Tuesday, December 21, 2010
A Royal Bout of Nerviness Bagged Rush
Screenwriter David Seidler, whose latest film, “The King’s Speech,” is being eyed as an Oscar contender, said the script first came to Oscar-winning actor Geoffrey Rush’s attention through unconventional—and perhaps unethical—means.
After Seidler failed to make contact with the Australian actor’s Melbourne office—The reception was “icy”—a Seidler associate took it upon himself to pop a synopsis of the script through Rush’s home mail slot. Seidler recounted being horrified to learn that the associate had broken protocol by approaching the actor directly. But six months later Rush was attached to the project.
Seidler made his remarks during a question and answer session following a screening of “The King’s Speech” last week at Los Angeles Film School. His film and TV writing credits include the Francis Ford Coppola directed feature, “Tucker: The Man and his Dream,” as well as animated films, “Quest For Camelot” and “The King and I.”
“The King’s Speech” tells the story of King George VI (Colin Firth), who is afflicted with a dreadful stutter. The King, known to family members as “Bertie,” gets help from unconventional speech therapist Lionel Logue (Geoffrey Rush).
Seidler himself developed a stutter at a young age, and as a child in England was directed to listen to the king’s radio addresses as therapy. The screenwriter developed a great admiration for Bertie. Through speech therapy Seidler overcame his stammer, but his soft spot for the king remained.
He first told the “King’s Speech” story in an unproduced play that he later rewrote as a screenplay. Tom Hooper (“John Adams” TV mini-series) directed the film.
Seidler says he always takes longer to write the treatment—up to three months—than the script, although it’s a common misperception that the treatment is quick and the script takes much longer.

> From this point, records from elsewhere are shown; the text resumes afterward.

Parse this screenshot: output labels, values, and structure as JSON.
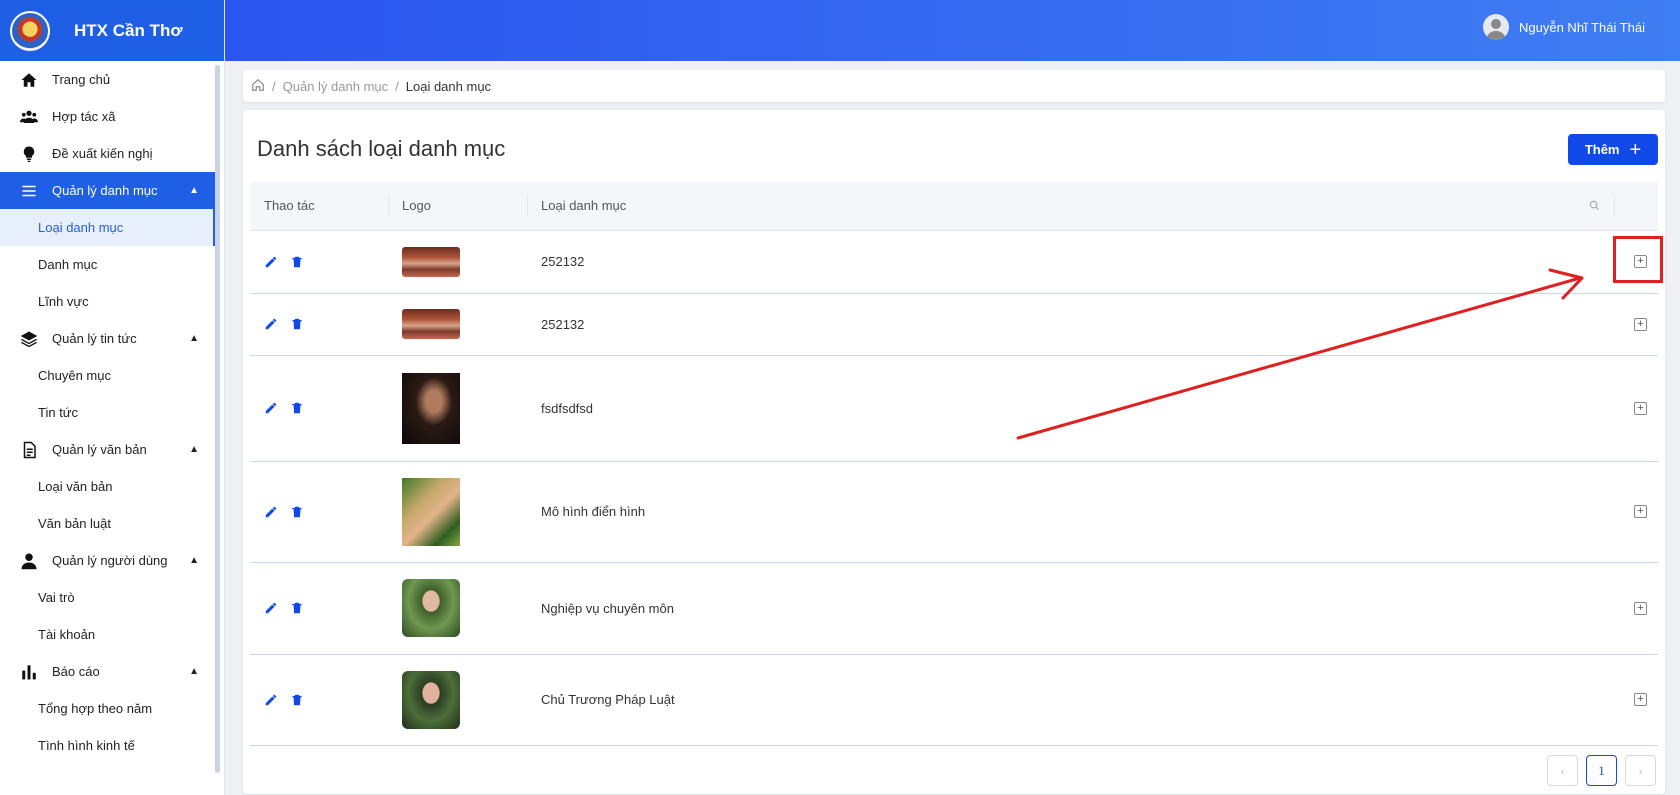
{
  "brand": {
    "name": "HTX Cần Thơ"
  },
  "header": {
    "user_name": "Nguyễn Nhĩ Thái Thái"
  },
  "sidebar": {
    "items": [
      {
        "label": "Trang chủ",
        "icon": "home-icon"
      },
      {
        "label": "Hợp tác xã",
        "icon": "users-icon"
      },
      {
        "label": "Đề xuất kiến nghị",
        "icon": "lightbulb-icon"
      },
      {
        "label": "Quản lý danh mục",
        "icon": "menu-icon",
        "active": true,
        "children": [
          "Loại danh mục",
          "Danh mục",
          "Lĩnh vực"
        ]
      },
      {
        "label": "Quản lý tin tức",
        "icon": "layers-icon",
        "children": [
          "Chuyên mục",
          "Tin tức"
        ]
      },
      {
        "label": "Quản lý văn bản",
        "icon": "document-icon",
        "children": [
          "Loại văn bản",
          "Văn bản luật"
        ]
      },
      {
        "label": "Quản lý người dùng",
        "icon": "user-icon",
        "children": [
          "Vai trò",
          "Tài khoản"
        ]
      },
      {
        "label": "Báo cáo",
        "icon": "bar-chart-icon",
        "children": [
          "Tổng hợp theo năm",
          "Tình hình kinh tế"
        ]
      }
    ]
  },
  "breadcrumb": {
    "items": [
      "Quản lý danh mục",
      "Loại danh mục"
    ]
  },
  "page": {
    "title": "Danh sách loại danh mục",
    "add_label": "Thêm"
  },
  "table": {
    "columns": [
      "Thao tác",
      "Logo",
      "Loại danh mục"
    ],
    "rows": [
      {
        "name": "252132"
      },
      {
        "name": "252132"
      },
      {
        "name": "fsdfsdfsd"
      },
      {
        "name": "Mô hình điển hình"
      },
      {
        "name": "Nghiệp vụ chuyên môn"
      },
      {
        "name": "Chủ Trương Pháp Luật"
      }
    ]
  },
  "pagination": {
    "current": "1"
  },
  "colors": {
    "primary": "#1149e8",
    "header_start": "#2b55f0",
    "annotation": "#e0201f"
  }
}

When it comes time to write the script the treatment can fly out the window.“The characters start talking to you,” he said. “You’d better listen, because they’re smarter than you.”
Posted by Paul Par at 4:08 PM